[[ Extracted material, beginning ]]
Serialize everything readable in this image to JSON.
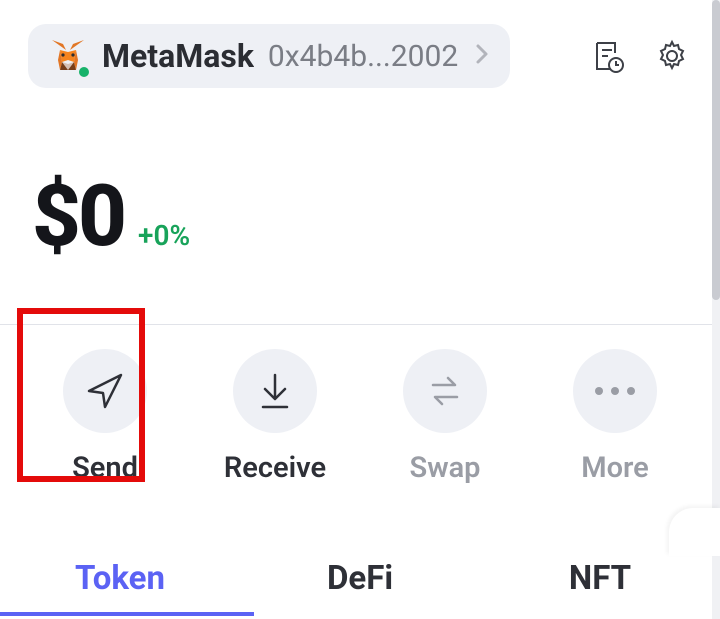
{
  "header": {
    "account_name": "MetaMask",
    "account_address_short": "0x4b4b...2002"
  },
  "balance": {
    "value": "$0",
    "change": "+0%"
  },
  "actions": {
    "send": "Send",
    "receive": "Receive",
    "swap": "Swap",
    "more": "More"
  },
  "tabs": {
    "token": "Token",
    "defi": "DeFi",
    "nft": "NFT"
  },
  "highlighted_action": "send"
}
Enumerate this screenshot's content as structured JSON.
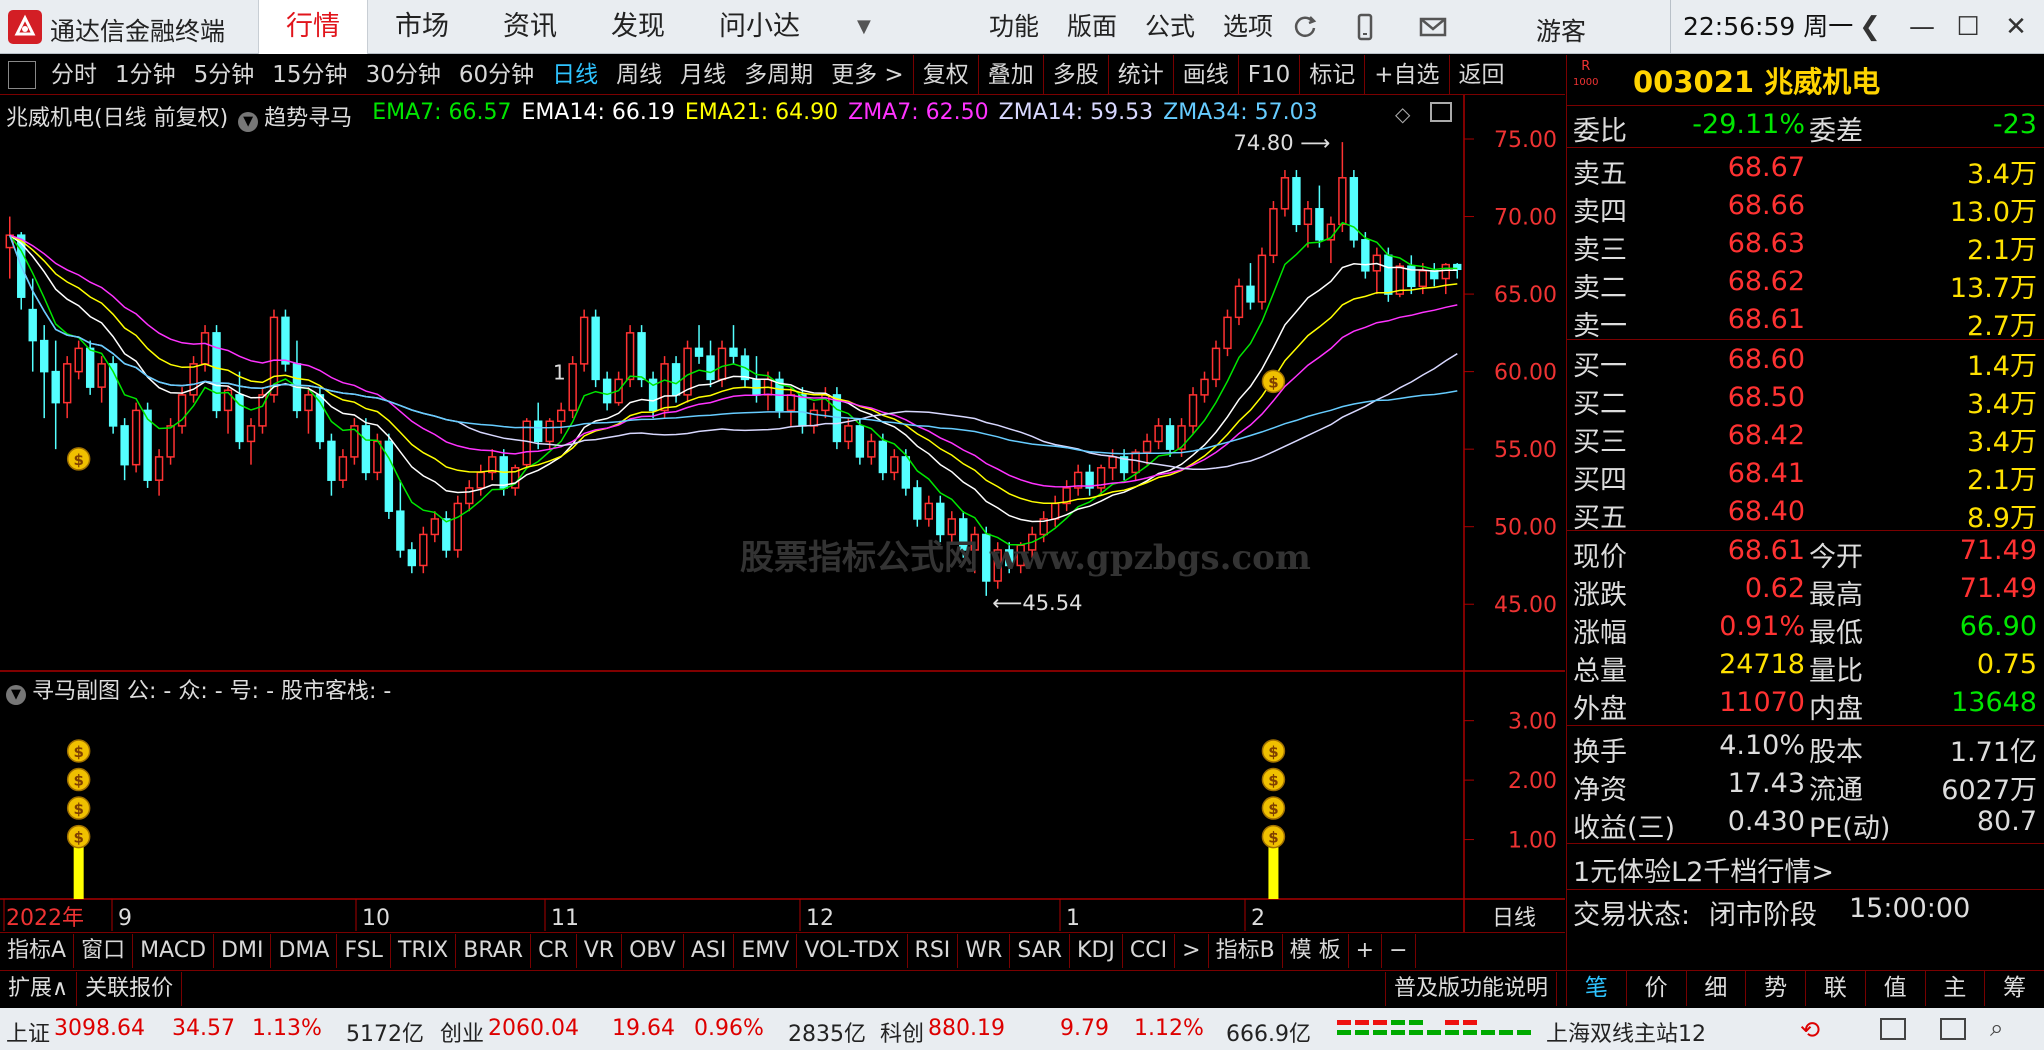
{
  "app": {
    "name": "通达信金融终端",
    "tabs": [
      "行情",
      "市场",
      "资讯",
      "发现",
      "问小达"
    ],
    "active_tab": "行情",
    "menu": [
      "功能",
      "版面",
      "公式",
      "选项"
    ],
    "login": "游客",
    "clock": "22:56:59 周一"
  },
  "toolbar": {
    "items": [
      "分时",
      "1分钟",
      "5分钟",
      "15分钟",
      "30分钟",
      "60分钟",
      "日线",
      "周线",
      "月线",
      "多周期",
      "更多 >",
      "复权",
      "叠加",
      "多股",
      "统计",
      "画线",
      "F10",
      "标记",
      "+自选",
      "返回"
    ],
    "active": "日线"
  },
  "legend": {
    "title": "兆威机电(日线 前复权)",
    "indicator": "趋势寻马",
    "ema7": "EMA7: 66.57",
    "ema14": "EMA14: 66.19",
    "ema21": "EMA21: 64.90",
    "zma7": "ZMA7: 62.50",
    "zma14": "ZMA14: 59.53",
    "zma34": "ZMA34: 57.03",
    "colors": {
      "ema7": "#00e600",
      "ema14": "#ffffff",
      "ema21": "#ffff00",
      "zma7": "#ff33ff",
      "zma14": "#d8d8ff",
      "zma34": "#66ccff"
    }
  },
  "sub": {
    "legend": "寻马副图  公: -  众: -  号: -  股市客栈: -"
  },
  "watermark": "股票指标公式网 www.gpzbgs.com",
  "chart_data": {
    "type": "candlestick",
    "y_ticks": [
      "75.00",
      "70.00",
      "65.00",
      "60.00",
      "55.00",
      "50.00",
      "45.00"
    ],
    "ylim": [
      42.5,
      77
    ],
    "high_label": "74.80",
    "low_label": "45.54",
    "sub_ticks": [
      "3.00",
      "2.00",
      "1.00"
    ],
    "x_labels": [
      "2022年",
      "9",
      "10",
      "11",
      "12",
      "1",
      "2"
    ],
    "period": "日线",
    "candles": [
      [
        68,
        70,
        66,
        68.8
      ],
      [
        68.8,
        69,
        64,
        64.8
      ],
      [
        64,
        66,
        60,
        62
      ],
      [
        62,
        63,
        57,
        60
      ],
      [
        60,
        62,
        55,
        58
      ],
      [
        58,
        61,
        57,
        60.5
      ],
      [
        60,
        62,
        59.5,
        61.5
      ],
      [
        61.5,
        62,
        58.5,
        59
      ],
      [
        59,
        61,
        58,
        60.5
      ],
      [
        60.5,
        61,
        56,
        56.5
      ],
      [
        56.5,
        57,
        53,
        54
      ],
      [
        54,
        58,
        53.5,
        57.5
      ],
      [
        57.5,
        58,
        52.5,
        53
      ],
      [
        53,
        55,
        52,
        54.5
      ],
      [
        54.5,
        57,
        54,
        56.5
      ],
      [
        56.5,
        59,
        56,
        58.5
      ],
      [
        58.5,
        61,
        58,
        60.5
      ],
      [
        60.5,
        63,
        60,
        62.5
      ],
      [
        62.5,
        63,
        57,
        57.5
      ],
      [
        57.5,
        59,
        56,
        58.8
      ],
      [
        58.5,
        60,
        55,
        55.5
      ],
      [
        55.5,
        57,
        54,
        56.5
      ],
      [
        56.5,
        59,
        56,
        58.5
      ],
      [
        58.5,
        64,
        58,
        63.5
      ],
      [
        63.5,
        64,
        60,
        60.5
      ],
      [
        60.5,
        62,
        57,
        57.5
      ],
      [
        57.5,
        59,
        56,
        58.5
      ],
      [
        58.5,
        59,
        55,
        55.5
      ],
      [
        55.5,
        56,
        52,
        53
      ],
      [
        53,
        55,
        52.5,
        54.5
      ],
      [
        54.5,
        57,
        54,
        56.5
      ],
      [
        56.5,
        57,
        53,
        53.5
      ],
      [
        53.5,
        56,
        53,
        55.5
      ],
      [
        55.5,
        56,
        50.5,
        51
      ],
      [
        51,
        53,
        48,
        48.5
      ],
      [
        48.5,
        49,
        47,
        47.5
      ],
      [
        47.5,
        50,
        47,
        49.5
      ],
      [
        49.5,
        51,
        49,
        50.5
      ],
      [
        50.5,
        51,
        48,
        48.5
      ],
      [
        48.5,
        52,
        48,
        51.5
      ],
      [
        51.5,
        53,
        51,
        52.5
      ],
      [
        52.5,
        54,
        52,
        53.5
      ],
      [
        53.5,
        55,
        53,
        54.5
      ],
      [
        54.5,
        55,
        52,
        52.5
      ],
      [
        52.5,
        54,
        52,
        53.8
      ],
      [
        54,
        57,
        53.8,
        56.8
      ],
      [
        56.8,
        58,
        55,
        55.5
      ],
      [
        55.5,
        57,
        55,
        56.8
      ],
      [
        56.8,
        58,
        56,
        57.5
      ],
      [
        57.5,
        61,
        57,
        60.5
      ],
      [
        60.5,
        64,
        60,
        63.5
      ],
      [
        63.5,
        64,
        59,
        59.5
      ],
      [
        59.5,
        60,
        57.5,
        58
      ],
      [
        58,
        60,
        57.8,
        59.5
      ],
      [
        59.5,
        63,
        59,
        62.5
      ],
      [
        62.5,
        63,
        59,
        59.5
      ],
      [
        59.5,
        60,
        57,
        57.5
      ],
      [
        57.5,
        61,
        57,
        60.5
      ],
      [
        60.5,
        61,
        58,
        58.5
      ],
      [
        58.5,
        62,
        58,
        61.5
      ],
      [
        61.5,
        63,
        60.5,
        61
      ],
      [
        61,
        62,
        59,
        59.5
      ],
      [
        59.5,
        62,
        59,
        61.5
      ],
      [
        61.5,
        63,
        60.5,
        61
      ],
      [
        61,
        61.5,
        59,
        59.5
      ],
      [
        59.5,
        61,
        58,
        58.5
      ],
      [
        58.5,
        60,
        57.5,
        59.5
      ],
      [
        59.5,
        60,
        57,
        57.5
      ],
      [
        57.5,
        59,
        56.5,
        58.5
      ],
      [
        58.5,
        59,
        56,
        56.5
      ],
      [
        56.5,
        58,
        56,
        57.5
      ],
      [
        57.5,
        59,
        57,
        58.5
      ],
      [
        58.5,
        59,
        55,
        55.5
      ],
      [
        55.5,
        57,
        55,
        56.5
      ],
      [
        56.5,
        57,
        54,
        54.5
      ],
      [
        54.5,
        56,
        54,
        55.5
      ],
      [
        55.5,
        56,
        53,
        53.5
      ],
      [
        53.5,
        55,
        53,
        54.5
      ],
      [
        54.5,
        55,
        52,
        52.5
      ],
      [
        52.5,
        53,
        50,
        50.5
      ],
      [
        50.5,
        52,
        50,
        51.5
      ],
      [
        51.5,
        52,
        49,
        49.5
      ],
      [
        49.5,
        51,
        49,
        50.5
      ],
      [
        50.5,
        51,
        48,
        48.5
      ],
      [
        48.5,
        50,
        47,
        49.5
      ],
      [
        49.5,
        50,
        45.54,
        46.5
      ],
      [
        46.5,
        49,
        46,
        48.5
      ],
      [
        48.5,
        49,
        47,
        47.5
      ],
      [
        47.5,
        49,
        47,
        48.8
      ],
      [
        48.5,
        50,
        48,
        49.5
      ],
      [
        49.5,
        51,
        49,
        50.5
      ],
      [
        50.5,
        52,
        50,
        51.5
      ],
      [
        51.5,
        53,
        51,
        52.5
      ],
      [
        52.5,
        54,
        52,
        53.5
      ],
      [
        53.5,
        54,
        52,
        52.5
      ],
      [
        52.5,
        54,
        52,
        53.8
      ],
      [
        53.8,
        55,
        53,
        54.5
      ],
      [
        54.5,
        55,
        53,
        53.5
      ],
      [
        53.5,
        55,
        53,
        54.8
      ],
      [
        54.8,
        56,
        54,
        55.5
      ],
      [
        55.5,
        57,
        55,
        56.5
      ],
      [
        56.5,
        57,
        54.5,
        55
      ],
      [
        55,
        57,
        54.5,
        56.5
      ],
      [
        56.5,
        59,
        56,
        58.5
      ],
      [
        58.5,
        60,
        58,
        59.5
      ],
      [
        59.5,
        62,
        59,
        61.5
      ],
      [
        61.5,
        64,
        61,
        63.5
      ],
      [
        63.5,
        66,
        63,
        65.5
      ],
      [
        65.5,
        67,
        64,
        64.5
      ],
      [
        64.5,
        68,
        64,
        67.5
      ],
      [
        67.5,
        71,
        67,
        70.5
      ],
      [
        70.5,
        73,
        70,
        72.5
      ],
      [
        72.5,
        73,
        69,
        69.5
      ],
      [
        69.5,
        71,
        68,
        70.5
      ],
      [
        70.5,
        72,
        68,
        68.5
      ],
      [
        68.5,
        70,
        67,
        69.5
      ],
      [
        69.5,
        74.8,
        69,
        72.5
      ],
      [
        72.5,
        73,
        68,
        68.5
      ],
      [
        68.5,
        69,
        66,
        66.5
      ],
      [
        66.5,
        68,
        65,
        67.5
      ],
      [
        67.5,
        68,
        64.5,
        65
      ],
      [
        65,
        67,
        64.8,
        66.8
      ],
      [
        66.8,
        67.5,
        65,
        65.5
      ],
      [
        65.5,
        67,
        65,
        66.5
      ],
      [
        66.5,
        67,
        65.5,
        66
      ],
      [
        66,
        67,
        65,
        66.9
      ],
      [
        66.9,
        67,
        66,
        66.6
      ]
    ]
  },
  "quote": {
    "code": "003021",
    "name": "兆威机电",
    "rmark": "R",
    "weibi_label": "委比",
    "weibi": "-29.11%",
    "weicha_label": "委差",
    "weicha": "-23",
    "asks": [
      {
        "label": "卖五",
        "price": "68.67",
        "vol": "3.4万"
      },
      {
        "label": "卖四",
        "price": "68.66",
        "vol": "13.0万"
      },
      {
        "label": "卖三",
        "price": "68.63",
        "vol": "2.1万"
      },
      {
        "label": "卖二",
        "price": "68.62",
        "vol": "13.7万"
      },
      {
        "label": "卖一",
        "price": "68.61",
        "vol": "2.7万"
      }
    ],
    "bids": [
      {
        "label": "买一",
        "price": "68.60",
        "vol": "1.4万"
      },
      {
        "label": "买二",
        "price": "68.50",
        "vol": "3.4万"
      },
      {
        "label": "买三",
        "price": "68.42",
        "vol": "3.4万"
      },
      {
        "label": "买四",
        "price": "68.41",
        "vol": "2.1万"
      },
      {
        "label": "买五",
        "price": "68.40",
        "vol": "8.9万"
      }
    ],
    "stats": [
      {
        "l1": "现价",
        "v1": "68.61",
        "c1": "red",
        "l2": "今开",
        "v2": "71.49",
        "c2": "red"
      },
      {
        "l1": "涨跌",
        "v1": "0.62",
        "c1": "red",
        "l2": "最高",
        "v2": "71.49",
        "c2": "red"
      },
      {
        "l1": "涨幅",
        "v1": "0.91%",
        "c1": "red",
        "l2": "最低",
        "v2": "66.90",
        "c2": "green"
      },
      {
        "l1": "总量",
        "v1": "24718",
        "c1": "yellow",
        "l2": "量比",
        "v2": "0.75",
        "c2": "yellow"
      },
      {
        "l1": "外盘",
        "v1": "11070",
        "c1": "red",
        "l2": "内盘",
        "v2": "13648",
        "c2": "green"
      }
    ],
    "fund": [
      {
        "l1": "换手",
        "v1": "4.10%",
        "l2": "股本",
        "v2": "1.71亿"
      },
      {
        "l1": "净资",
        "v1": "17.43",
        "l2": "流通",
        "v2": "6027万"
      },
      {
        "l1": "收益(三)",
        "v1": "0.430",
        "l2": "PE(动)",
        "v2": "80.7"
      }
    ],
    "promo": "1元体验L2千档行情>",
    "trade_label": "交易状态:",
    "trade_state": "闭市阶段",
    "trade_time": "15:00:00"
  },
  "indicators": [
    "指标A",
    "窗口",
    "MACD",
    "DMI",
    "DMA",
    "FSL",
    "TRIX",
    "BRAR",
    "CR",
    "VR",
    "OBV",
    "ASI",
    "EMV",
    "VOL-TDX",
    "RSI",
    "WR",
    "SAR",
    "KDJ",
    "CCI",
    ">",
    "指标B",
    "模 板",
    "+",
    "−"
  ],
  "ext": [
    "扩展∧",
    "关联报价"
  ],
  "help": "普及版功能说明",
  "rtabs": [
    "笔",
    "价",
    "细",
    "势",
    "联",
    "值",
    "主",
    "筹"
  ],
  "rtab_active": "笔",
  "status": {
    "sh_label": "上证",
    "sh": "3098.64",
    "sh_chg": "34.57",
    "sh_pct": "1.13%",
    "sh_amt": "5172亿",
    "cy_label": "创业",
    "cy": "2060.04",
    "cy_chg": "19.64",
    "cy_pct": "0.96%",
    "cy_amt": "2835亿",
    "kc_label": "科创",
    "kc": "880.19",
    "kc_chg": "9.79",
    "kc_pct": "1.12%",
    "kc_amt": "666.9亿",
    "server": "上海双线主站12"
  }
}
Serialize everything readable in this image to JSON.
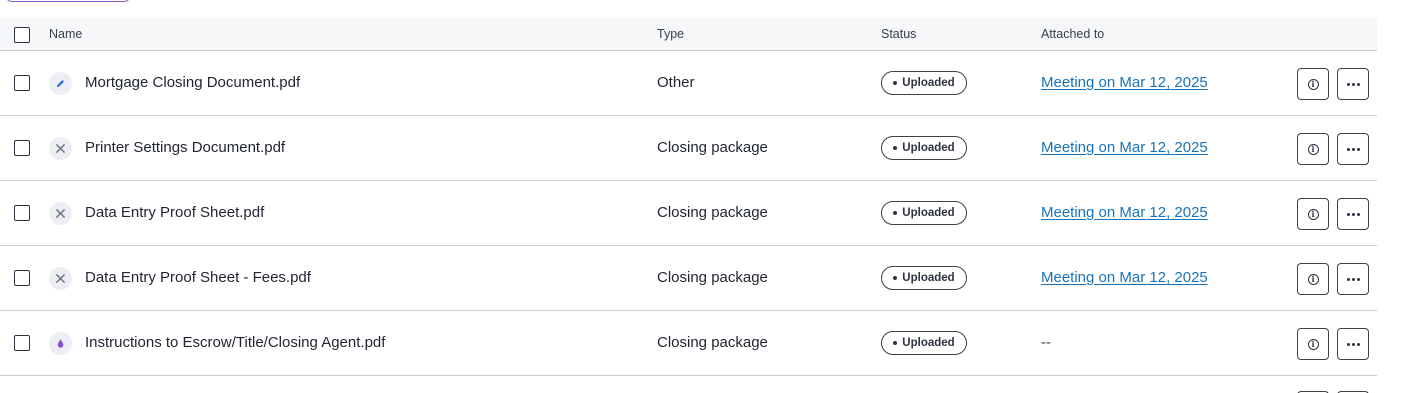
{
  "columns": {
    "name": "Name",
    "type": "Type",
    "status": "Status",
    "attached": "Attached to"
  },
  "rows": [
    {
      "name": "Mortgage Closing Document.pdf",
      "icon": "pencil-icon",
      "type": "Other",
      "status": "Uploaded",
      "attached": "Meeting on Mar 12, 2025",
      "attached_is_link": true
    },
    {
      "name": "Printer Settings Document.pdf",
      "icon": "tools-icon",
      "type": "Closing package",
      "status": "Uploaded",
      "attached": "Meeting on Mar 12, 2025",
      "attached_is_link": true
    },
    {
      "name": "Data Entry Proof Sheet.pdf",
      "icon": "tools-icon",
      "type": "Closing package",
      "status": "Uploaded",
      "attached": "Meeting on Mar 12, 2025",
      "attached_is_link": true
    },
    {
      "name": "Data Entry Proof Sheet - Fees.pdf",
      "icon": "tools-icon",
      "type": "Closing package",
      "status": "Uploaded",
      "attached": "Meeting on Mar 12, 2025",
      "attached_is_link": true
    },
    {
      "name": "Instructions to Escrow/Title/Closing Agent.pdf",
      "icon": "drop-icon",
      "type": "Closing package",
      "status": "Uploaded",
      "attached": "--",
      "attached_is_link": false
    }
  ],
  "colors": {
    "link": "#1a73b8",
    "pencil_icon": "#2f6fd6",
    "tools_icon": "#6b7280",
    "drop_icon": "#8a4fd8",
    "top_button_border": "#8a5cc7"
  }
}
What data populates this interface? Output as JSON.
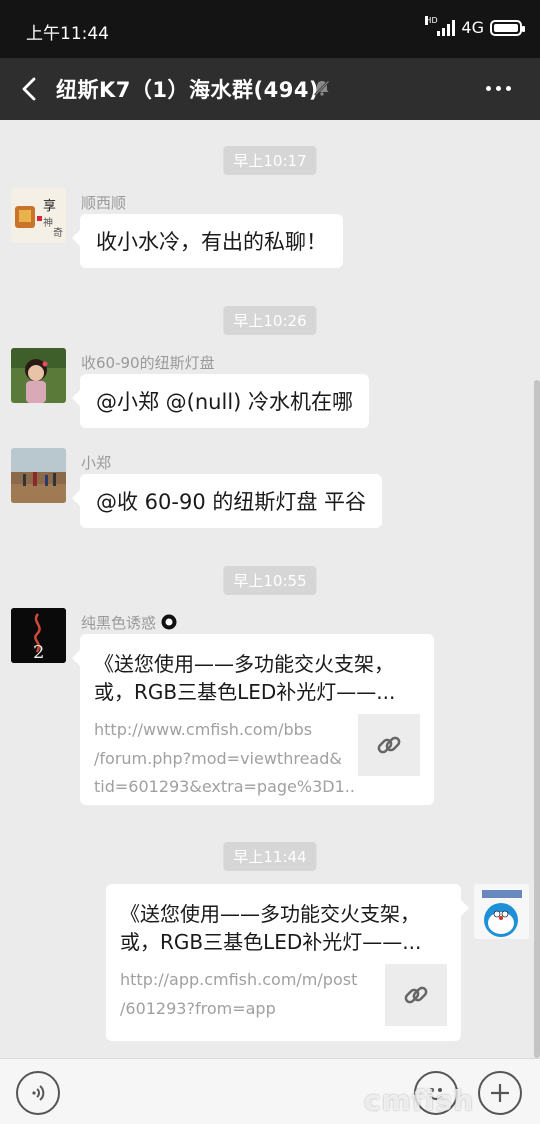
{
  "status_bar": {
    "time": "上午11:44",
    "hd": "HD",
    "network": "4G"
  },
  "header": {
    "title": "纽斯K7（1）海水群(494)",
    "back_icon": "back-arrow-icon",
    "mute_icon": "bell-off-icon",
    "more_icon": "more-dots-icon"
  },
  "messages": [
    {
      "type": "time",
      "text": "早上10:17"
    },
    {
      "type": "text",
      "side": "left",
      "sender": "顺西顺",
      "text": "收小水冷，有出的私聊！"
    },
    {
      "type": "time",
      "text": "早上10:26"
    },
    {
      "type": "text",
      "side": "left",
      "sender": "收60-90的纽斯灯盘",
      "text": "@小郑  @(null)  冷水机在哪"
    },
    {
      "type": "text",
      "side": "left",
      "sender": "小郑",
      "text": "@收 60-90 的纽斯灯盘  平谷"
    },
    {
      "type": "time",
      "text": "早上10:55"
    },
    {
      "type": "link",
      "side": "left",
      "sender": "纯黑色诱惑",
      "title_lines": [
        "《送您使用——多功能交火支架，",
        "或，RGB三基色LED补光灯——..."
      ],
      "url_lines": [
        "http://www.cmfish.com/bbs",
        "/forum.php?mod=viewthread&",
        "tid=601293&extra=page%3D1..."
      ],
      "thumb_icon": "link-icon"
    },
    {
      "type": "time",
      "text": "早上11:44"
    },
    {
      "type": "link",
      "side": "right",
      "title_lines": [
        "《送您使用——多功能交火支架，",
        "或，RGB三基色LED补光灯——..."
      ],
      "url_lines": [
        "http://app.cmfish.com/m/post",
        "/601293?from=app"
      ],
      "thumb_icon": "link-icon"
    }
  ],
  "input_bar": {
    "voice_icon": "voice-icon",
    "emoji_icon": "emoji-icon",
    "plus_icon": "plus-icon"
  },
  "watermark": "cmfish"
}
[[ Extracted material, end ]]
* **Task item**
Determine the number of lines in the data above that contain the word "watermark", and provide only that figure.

* **Exercise output**
2